▶ [Your task] Throughout the material below, how many lines include the string "color"? Reply with only the number.

▶ [The data]
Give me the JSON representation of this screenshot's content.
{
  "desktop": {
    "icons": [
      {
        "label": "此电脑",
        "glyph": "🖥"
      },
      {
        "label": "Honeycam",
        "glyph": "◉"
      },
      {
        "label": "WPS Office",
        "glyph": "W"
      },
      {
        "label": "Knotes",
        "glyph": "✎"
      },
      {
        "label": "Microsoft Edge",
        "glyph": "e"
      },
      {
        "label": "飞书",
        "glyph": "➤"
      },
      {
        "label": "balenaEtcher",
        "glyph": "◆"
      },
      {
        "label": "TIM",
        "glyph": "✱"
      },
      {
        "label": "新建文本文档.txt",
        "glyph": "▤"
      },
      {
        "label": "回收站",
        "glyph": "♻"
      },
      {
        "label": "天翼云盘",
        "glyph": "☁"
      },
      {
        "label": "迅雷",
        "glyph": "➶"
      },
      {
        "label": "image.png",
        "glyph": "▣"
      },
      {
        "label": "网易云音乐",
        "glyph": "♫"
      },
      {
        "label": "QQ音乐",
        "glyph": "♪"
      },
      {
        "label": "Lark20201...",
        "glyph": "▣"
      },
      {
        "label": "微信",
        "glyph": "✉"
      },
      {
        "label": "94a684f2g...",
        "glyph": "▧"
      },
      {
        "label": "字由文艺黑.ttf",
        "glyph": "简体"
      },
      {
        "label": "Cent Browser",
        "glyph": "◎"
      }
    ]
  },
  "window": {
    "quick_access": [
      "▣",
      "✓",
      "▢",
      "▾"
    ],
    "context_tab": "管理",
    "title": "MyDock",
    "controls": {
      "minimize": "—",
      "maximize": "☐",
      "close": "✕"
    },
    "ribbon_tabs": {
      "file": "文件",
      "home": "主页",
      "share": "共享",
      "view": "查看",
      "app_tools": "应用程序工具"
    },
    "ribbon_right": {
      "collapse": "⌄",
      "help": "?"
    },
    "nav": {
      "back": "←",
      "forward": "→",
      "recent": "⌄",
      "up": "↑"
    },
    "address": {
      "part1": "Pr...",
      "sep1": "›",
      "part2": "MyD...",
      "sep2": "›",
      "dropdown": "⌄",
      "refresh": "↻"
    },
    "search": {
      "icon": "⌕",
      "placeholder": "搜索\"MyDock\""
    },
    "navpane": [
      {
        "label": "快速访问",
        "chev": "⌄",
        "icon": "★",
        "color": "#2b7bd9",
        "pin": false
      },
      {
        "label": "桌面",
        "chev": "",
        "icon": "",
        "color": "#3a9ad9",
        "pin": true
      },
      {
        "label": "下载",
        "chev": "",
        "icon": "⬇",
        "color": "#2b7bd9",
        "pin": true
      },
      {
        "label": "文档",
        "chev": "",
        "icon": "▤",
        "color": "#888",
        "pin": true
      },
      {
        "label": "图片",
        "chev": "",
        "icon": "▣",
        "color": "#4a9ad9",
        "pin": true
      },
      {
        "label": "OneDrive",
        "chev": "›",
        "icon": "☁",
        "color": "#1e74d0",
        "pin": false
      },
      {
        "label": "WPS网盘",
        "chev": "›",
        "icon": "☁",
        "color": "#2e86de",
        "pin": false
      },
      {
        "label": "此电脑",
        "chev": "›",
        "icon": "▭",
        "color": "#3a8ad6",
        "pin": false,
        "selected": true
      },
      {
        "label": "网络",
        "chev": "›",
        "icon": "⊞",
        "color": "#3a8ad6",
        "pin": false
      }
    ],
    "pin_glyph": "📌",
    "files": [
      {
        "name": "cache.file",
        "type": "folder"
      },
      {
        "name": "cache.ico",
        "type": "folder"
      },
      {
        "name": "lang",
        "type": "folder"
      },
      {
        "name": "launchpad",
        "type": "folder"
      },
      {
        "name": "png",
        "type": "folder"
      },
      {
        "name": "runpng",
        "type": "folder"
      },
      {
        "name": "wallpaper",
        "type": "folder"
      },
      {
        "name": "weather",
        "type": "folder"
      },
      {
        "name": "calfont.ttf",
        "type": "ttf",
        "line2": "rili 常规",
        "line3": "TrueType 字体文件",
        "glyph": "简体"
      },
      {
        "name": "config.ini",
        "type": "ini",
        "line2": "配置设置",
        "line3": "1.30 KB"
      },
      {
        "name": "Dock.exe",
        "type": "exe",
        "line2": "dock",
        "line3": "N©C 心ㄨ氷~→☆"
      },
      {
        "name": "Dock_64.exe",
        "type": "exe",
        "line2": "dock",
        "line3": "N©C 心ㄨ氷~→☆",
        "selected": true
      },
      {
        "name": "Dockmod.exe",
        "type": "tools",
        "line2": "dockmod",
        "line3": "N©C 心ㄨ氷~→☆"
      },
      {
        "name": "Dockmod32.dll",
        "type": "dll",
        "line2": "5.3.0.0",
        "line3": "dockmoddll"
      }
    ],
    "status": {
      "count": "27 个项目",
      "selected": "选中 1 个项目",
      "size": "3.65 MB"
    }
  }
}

▶ [Finished task] 9